Nonlinear dynamics is the study of systems that are described by nonlinear equations of motion. Chaos is a topic of particular interest. This topic is important in almost every branch of science and engineering. Our faculty study chaos two ways: as a phenomenon of classical mechanics, and as quantum chaos, which is the study of the interface between the quantum and classical descriptions for classically chaotic systems. The department offers a second semester of classical mechanics devoted to nonlinear dynamics.
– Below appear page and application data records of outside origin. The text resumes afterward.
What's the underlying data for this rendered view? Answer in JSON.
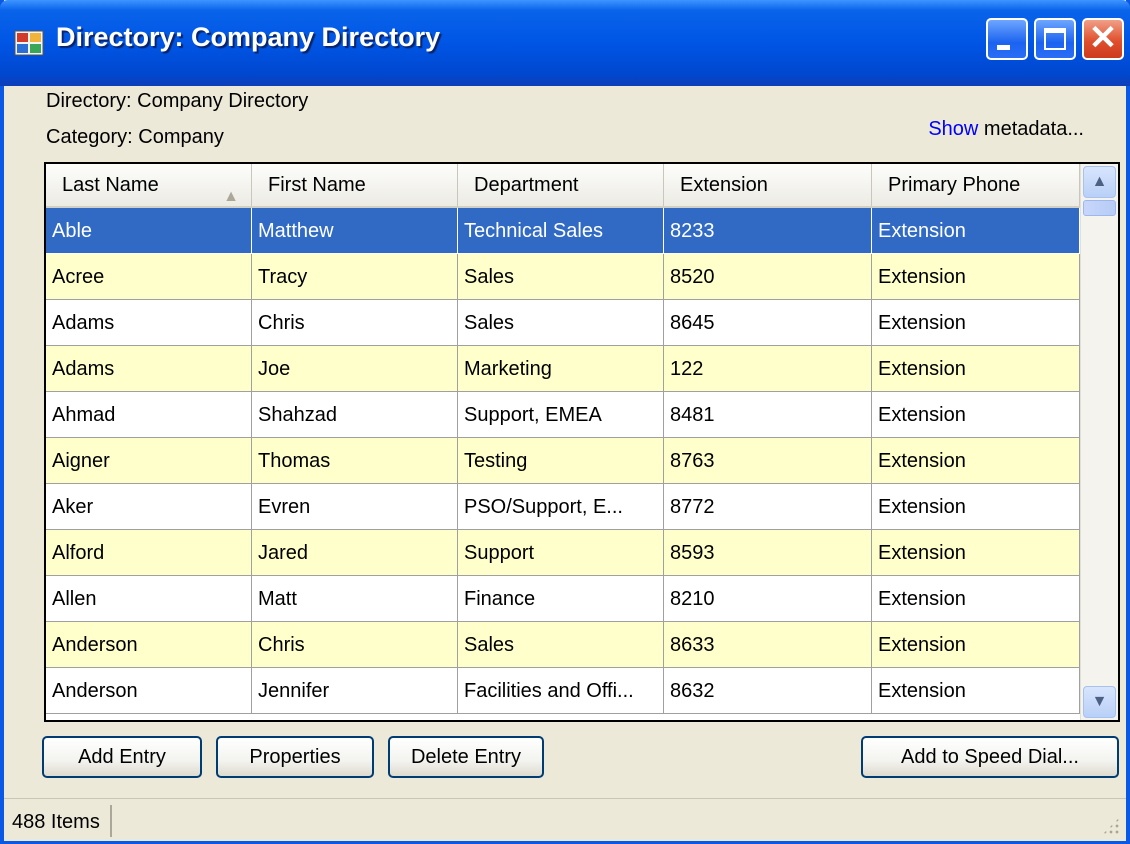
{
  "window": {
    "title": "Directory: Company Directory",
    "controls": {
      "minimize": "minimize",
      "maximize": "maximize",
      "close": "✕"
    }
  },
  "info": {
    "directory_line": "Directory: Company Directory",
    "category_line": "Category: Company",
    "meta_show": "Show",
    "meta_rest": " metadata..."
  },
  "grid": {
    "columns": [
      "Last Name",
      "First Name",
      "Department",
      "Extension",
      "Primary Phone"
    ],
    "sort_indicator": "▲",
    "rows": [
      {
        "last": "Able",
        "first": "Matthew",
        "dept": "Technical Sales",
        "ext": "8233",
        "phone": "Extension"
      },
      {
        "last": "Acree",
        "first": "Tracy",
        "dept": "Sales",
        "ext": "8520",
        "phone": "Extension"
      },
      {
        "last": "Adams",
        "first": "Chris",
        "dept": "Sales",
        "ext": "8645",
        "phone": "Extension"
      },
      {
        "last": "Adams",
        "first": "Joe",
        "dept": "Marketing",
        "ext": "122",
        "phone": "Extension"
      },
      {
        "last": "Ahmad",
        "first": "Shahzad",
        "dept": "Support, EMEA",
        "ext": "8481",
        "phone": "Extension"
      },
      {
        "last": "Aigner",
        "first": "Thomas",
        "dept": "Testing",
        "ext": "8763",
        "phone": "Extension"
      },
      {
        "last": "Aker",
        "first": "Evren",
        "dept": "PSO/Support, E...",
        "ext": "8772",
        "phone": "Extension"
      },
      {
        "last": "Alford",
        "first": "Jared",
        "dept": "Support",
        "ext": "8593",
        "phone": "Extension"
      },
      {
        "last": "Allen",
        "first": "Matt",
        "dept": "Finance",
        "ext": "8210",
        "phone": "Extension"
      },
      {
        "last": "Anderson",
        "first": "Chris",
        "dept": "Sales",
        "ext": "8633",
        "phone": "Extension"
      },
      {
        "last": "Anderson",
        "first": "Jennifer",
        "dept": "Facilities and Offi...",
        "ext": "8632",
        "phone": "Extension"
      }
    ],
    "scroll_up": "▲",
    "scroll_down": "▼"
  },
  "buttons": {
    "add_entry": "Add Entry",
    "properties": "Properties",
    "delete_entry": "Delete Entry",
    "speed_dial": "Add to Speed Dial..."
  },
  "status": {
    "count": "488 Items"
  },
  "colors": {
    "title_bar": "#0055e5",
    "selection": "#316ac5",
    "alt_row": "#ffffcc",
    "link": "#0000ff"
  }
}
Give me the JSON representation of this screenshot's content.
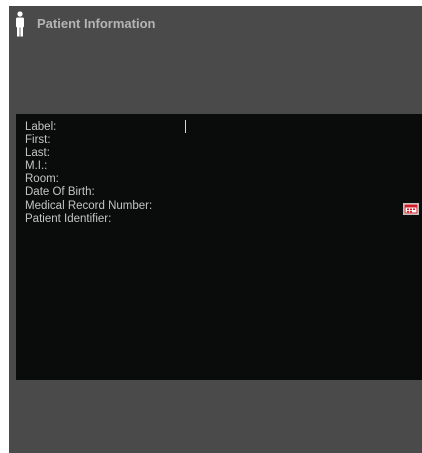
{
  "header": {
    "icon": "person-icon",
    "title": "Patient Information"
  },
  "form": {
    "fields": [
      {
        "label": "Label:",
        "value": ""
      },
      {
        "label": "First:",
        "value": ""
      },
      {
        "label": "Last:",
        "value": ""
      },
      {
        "label": "M.I.:",
        "value": ""
      },
      {
        "label": "Room:",
        "value": ""
      },
      {
        "label": "Date Of Birth:",
        "value": ""
      },
      {
        "label": "Medical Record Number:",
        "value": ""
      },
      {
        "label": "Patient Identifier:",
        "value": ""
      }
    ],
    "date_picker_icon": "calendar-icon"
  },
  "colors": {
    "window_background": "#4a4a4a",
    "panel_background": "#0a0c0c",
    "label_text": "#c4c4c4",
    "title_text": "#b4b4b4",
    "calendar_accent": "#d01c24"
  }
}
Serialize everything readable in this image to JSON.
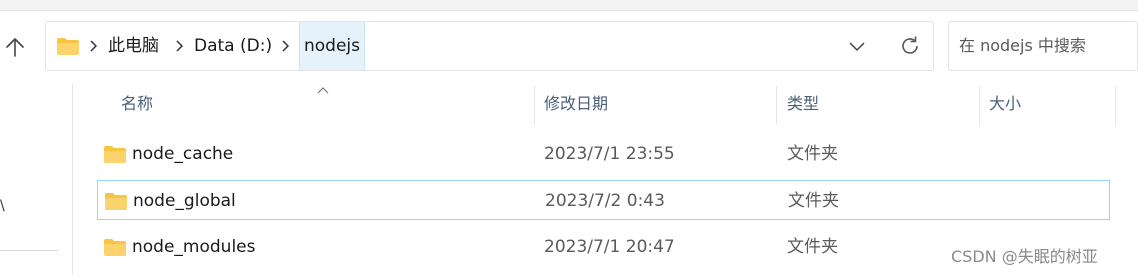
{
  "address": {
    "breadcrumbs": [
      {
        "label": "此电脑"
      },
      {
        "label": "Data (D:)"
      },
      {
        "label": "nodejs"
      }
    ]
  },
  "search": {
    "placeholder": "在 nodejs 中搜索"
  },
  "columns": {
    "name": "名称",
    "date": "修改日期",
    "type": "类型",
    "size": "大小"
  },
  "files": [
    {
      "name": "node_cache",
      "date": "2023/7/1 23:55",
      "type": "文件夹",
      "size": ""
    },
    {
      "name": "node_global",
      "date": "2023/7/2 0:43",
      "type": "文件夹",
      "size": ""
    },
    {
      "name": "node_modules",
      "date": "2023/7/1 20:47",
      "type": "文件夹",
      "size": ""
    }
  ],
  "nav_pane": {
    "hint": "\\"
  },
  "watermark": "CSDN @失眠的树亚",
  "colors": {
    "folder": "#f8c443",
    "selection_border": "#99d1ff",
    "current_crumb_bg": "#e5f1fb",
    "header_text": "#4c607a"
  },
  "icons": {
    "up": "up-arrow-icon",
    "folder": "folder-icon",
    "separator": "chevron-right-icon",
    "dropdown": "chevron-down-icon",
    "refresh": "refresh-icon",
    "sort": "sort-up-caret-icon"
  }
}
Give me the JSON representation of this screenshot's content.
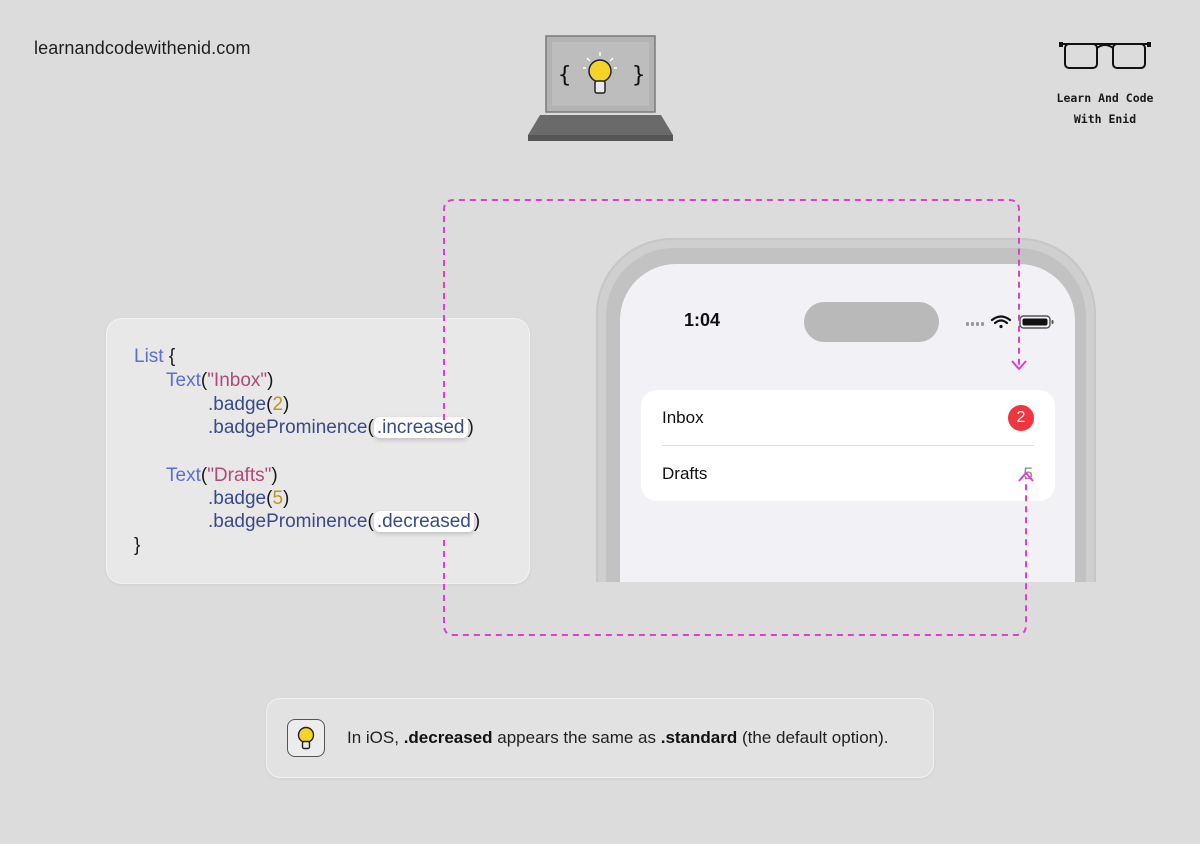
{
  "header": {
    "site_url": "learnandcodewithenid.com",
    "brand_line1": "Learn And Code",
    "brand_line2": "With Enid",
    "laptop_icon": "laptop-lightbulb-code-icon",
    "glasses_icon": "glasses-icon"
  },
  "code": {
    "line1_kw": "List",
    "line1_brace": " {",
    "line2_fn": "Text",
    "line2_open": "(",
    "line2_str": "\"Inbox\"",
    "line2_close": ")",
    "line3_mod": ".badge",
    "line3_open": "(",
    "line3_num": "2",
    "line3_close": ")",
    "line4_mod": ".badgeProminence",
    "line4_open": "(",
    "line4_hl": ".increased",
    "line4_close": ")",
    "line5_fn": "Text",
    "line5_open": "(",
    "line5_str": "\"Drafts\"",
    "line5_close": ")",
    "line6_mod": ".badge",
    "line6_open": "(",
    "line6_num": "5",
    "line6_close": ")",
    "line7_mod": ".badgeProminence",
    "line7_open": "(",
    "line7_hl": ".decreased",
    "line7_close": ")",
    "line8_brace": "}"
  },
  "phone": {
    "time": "1:04",
    "rows": [
      {
        "label": "Inbox",
        "badge": "2",
        "badge_style": "increased"
      },
      {
        "label": "Drafts",
        "badge": "5",
        "badge_style": "decreased"
      }
    ]
  },
  "note": {
    "icon": "lightbulb-icon",
    "prefix": "In iOS, ",
    "bold1": ".decreased",
    "middle": " appears the same as ",
    "bold2": ".standard",
    "suffix": " (the default option)."
  },
  "colors": {
    "background": "#dcdcdc",
    "connector": "#e040c8",
    "badge_red": "#f0353f",
    "keyword": "#5b6fcf",
    "modifier": "#3a4a86",
    "string": "#b04a7a",
    "number": "#b89a1a"
  }
}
Our inter-disciplinary research in nonlinear dynamics allows students to choose an experimental or theoretical project. Students can choose a theoretical project and apply the methods of chaos to field theory or to the many body problem. Additionally, students may choose an experimental project, studying the observable effects of chaos in plasmas, where the exchange of energy amongst waves and particles is chaotic. Our previous work on chaos has been published in leading journals such as Physical Review Letters and reported as invited talks at major conferences. One of our previous PhD students received a major national prize for a thesis on nonlinear dynamics.
Theoretical elementary particle physics; lattice gauge theory; optical lattices.
- Lattice field theory
- Renormalization group methods
- Composite Brout-Englert-Higgs bosons
- Decays of B-mesons (with the theory group at Fermilab)
- Gauge interactions on optical lattices
- Numerical simulations on home made clusters and at national facilities
- Quantum Field Theory methods: Feynman diagrams, strong-coupling expansion, large-N approximations
- Employment of former students: postdocs at five major universities in the U.S. and one in Ireland; senior research scientist in driving simulation project; software engineer in industry; college instructor; medical physics
- Students can be involved with the theory group at Fermilab
- Students are involved weekly in two seminars
- Students travel to summer schools and conferences
Theoretical nuclear physics; mathematical physics.
- Current Research: Supported by NSF and DOE Office of Science
- Relativistic few-quark and few-nucleon models of light nuclei and nucleons
- Leptonic probes of few hadron systems
- Scattering using Minkowski path integrals
- Multi-scale wavelet representations of quantum fields
- The vacuum in quantum field theory
- Euclidean formulations of relativistic quantum mechanics and quantum field theory
- Numerical methods based on wavelets
Laser spectroscopy; plasma physics.
- Experimental topics include experiments for plasma waves and instabilities, plasma self-organization and sheaths, and laser-induced fluorescence and wave-absorption diagnostics of plasmas
- Student projects are typically experimental with a significant interaction with theory
- Theoretical topics include plasma kinetic theory including waves and nonlinear fluctuations
- There are two labs at Iowa, including: a 3-meter linear magnetized-plasma device and a large multi-dipole discharge. Both are equipped with single-frequency scanning lasers for high-resolution laser spectroscopy. Some students also participate in collaborations on the Large Plasma Device located at UCLA
- Beyond interactions with group members, students participate in the plasma seminar and interact with Departmental theoretical and experimental plasma, space physics, and astronomy faculty
- Students develop skills including data analysis, high-resolution laser spectroscopy, designing and building apparatus, electronics, computation
- Previous assistants have found employment in academia, national laboratories, and in industry